As a corporate real estate leader, you need accurate, precise data—often in real-time—in order to make critical short- and long-term business decisions. Whether you’re trying to boost productivity by co-locating business groups or negotiate for better lease options, it is imperative to have data you can trust.
Data integrity refers to the quality and reliability of the data: in a nutshell, is the data extracted and communicated in a consistent and rigorous format? Understanding the importance of data integrity, and how to maintain it, is especially crucial when you’re using a tool like Serraview, which takes in data from multiple outside sources, such as your IWMS, entry sensors and other IoT devices.
If data integrity isn’t maintained, you won’t be able to make evidence-based business decisions. Either you won’t get data at all because of an issue with the systems sending and receiving data, or the data you do get won’t be accurate or valid.
The Three Pillars of Space Planning Software
Before we examine how to verify data integrity, let’s review the “three pillars” of space planning:
1. Gathering Data
In today’s workplace, data comes in a variety of forms: space management information, space utilization data, cloud and network usage, building systems and utilities, employee productivity and engagement, and more. You need a robust tool (or tools) to collect and aggregate this mountain of data.
2. Analyzing Data
A tool like Serraview is able to conduct the important first level of analysis on this aggregated data, allowing you to see accurate, real-time reporting about space usage and more. Other effective tools employ data science and machine learning to identify patterns and compare real-time with historical data to better inform your decisions.
3. Taking Action
Armed with this analysis, from a CRE perspective, your next step is to look at it critically and ask questions. For example: Do your group allocations make sense, or are people randomly split up from their team? What’s causing the conference room shortages that seem to happen every Thursday?
Once you go after these next-level insights, you’re able to make evidence-based decisions to improve your workplace.
A Data Contract
When one system takes in data and then sends it to another system for aggregation and analysis, there needs to be a shared understanding of the content and formatting of that data.
Serraview creates a “data contract” that documents what kind of data the system will receive and from where. The system checks all the data it receives to ensure it conforms to this expectation. If the data Serraview gets is inconsistent in some way, it will either request to resend the data or alert the user that there is an issue.
Ensuring Data Integrity
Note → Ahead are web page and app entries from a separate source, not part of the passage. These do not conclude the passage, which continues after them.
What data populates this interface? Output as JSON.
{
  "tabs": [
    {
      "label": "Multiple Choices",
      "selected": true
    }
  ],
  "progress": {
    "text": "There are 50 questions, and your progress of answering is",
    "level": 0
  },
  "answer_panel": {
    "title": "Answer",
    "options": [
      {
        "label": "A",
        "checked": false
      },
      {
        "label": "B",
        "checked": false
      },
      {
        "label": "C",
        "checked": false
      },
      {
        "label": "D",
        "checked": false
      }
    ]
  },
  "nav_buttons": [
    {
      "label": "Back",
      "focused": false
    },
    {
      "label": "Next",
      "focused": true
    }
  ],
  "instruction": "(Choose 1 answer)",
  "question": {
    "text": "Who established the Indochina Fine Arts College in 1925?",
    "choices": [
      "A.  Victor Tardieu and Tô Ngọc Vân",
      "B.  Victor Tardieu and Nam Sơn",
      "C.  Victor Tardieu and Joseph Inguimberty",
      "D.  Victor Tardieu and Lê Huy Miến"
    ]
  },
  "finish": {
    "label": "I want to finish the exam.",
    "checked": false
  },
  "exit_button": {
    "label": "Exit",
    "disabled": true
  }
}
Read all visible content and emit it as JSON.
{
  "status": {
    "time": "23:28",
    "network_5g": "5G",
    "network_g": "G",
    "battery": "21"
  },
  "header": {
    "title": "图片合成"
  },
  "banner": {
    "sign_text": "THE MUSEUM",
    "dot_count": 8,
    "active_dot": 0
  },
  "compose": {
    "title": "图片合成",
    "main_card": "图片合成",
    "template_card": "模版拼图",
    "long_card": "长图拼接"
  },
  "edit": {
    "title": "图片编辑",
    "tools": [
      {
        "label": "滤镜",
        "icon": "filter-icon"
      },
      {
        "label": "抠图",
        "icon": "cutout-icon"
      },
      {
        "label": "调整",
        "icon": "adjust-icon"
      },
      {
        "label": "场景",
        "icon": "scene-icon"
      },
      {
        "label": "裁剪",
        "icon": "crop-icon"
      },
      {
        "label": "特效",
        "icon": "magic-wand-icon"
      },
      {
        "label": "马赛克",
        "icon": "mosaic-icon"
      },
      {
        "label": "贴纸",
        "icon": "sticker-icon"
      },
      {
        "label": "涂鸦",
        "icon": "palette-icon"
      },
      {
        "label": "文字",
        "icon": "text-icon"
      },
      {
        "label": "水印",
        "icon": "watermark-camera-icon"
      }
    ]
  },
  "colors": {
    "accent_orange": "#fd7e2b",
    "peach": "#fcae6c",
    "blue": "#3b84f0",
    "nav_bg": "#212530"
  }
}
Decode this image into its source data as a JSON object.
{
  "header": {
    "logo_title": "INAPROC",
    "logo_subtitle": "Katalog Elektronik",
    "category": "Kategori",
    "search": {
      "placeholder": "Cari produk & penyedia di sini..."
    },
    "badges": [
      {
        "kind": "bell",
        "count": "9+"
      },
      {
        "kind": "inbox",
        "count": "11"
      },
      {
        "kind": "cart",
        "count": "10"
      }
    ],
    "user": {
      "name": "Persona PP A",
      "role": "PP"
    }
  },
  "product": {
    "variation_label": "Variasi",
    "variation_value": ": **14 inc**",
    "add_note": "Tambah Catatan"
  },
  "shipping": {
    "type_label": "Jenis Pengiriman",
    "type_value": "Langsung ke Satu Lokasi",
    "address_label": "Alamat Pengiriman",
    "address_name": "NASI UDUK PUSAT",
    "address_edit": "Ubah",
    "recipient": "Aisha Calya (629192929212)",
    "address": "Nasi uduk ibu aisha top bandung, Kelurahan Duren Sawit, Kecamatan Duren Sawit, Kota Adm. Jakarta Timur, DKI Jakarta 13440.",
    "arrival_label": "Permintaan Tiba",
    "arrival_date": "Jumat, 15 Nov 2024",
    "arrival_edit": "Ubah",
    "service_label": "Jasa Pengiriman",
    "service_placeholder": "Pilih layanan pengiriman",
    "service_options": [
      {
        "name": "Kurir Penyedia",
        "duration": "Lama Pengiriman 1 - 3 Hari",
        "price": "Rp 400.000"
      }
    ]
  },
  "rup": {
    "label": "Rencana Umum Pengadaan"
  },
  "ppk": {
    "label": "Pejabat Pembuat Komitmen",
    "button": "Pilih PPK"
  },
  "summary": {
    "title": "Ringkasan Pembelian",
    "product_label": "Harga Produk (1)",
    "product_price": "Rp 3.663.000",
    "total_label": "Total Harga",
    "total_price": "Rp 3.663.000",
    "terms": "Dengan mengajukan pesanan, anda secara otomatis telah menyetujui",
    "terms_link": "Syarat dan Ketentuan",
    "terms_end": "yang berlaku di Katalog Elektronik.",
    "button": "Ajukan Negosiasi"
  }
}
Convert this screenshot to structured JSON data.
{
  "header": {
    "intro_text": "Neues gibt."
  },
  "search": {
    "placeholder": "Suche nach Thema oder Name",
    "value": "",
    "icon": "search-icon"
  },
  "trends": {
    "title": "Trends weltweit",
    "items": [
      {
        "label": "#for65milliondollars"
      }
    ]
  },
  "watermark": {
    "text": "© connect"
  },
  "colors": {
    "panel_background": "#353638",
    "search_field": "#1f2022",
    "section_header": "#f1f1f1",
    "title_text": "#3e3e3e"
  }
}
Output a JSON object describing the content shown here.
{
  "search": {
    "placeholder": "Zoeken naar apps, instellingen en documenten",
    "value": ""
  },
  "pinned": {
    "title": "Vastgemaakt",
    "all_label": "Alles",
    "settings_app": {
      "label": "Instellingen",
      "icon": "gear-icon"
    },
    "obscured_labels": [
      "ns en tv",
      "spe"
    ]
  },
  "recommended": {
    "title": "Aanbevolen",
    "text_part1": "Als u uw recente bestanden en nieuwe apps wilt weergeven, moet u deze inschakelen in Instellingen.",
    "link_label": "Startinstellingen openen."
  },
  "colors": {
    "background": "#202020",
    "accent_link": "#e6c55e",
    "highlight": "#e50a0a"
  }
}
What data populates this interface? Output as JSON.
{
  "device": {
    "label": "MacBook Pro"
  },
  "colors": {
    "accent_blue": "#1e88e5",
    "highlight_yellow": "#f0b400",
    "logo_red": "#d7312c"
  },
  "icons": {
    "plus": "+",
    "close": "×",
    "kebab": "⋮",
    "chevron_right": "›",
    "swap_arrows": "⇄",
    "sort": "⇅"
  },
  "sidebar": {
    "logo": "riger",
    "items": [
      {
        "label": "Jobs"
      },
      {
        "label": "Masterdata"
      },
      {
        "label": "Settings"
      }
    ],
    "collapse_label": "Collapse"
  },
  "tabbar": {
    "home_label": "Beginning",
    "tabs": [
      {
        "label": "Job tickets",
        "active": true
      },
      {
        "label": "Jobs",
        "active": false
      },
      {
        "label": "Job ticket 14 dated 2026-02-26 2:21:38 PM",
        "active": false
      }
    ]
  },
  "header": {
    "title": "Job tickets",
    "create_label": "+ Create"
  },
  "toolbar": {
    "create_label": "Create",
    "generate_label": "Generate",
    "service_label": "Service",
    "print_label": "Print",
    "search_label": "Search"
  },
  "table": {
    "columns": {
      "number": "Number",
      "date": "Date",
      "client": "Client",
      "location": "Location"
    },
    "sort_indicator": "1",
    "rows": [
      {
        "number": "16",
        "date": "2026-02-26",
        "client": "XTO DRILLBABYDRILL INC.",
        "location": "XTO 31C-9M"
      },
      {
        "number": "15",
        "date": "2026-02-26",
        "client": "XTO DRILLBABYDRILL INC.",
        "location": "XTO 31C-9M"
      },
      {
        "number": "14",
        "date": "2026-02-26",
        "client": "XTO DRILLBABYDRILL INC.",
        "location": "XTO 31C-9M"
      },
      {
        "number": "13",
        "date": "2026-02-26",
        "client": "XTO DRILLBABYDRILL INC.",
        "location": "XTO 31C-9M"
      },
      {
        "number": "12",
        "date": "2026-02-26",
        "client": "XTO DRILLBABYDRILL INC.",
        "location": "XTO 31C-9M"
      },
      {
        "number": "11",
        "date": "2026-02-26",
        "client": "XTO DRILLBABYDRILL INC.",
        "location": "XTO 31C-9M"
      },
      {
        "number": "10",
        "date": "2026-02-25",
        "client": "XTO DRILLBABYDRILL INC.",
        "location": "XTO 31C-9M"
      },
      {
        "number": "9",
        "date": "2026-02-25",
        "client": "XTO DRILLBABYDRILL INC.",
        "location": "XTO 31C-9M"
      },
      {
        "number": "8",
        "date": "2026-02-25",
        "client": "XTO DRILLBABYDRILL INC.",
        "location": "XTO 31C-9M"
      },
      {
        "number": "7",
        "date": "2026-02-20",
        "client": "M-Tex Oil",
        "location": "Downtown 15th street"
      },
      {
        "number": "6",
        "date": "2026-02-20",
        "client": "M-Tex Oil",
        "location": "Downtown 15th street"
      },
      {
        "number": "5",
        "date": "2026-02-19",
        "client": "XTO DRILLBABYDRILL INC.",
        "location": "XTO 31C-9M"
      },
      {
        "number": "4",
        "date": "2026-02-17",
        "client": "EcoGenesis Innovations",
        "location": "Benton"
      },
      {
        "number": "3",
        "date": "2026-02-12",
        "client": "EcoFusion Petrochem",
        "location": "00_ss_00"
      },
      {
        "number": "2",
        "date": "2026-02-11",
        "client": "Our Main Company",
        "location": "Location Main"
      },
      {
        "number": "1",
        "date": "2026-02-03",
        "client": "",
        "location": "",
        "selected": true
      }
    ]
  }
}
Serraview, and the systems it receives data from, typically uses a checksum hash function on all data to ensure this data contract is being upheld. The sending system takes its large file of complex information, runs it through the checksum hash function, and gets a simple label (like “12345”). It sends the data file and label to Serraview, which runs its own checksum hash function. If Serraview gets the same “12345” label, it will accept the data. If not, it will reject it and either request it be resent or alert the user.
The Right Amount of Flexibility
When there are issues with data integrity, you generally have two options. First, you can go back to the sending system and correct the data it collected. For example, if your IWMS collects HR data on new hires and sends it to Serraview as part of the space utilization analysis process, and you discover the manual data entry was done incorrectly. The data can simply be re-entered and re-sent to Serraview.
Second, Serraview’s settings can accommodate a certain level of variation in the data it receives. You might be switching to new entry sensors, and the old devices send whole numbers (10) while the news ones are slightly more precise (10.0). Without some degree of artificial intelligence and flexibility, Serraview would unnecessarily reject the data it’s receiving from the new sensors.
Good Business Decisions Reinforce the Importance of Data Integrity
Maintaining data integrity is a cornerstone of Serraview’s development. Without a system that rigorously maintains high standards for your data, you can’t obtain any meaningful analysis to make strong decisions.
But technology can’t do all the work—the individuals using the data to make decisions need to have some knowledge about the context. If the reports and analysis you get seem off, you must determine:
- Is the data received from an input system corrupt?
- Is the system rejecting accurate data because it’s not being flexible enough?
- Is the system being too flexible and accepting bad data?
The human side of maintaining data quality involves thinking critically and asking questions. To make sure your technology and systems are conforming to your expectations and standards, you should run periodic checks and audits to verify and validate the data you’re getting. If you are working with bad data, these will help pinpoint the source so you can correct the issue.
To ensure the data being entered into Serraview is valid and accurate, there’s a built-in CRM system that allows individual business units to review and validate their allocations, saving the CRE team from doing manual walk-throughs. Companies can create their own processes to ensure data gets reviewed and validated on a regular basis, and the system can also provide reports on whether or not that happens, so the CRE team is informed and can follow up directly with department heads when needed.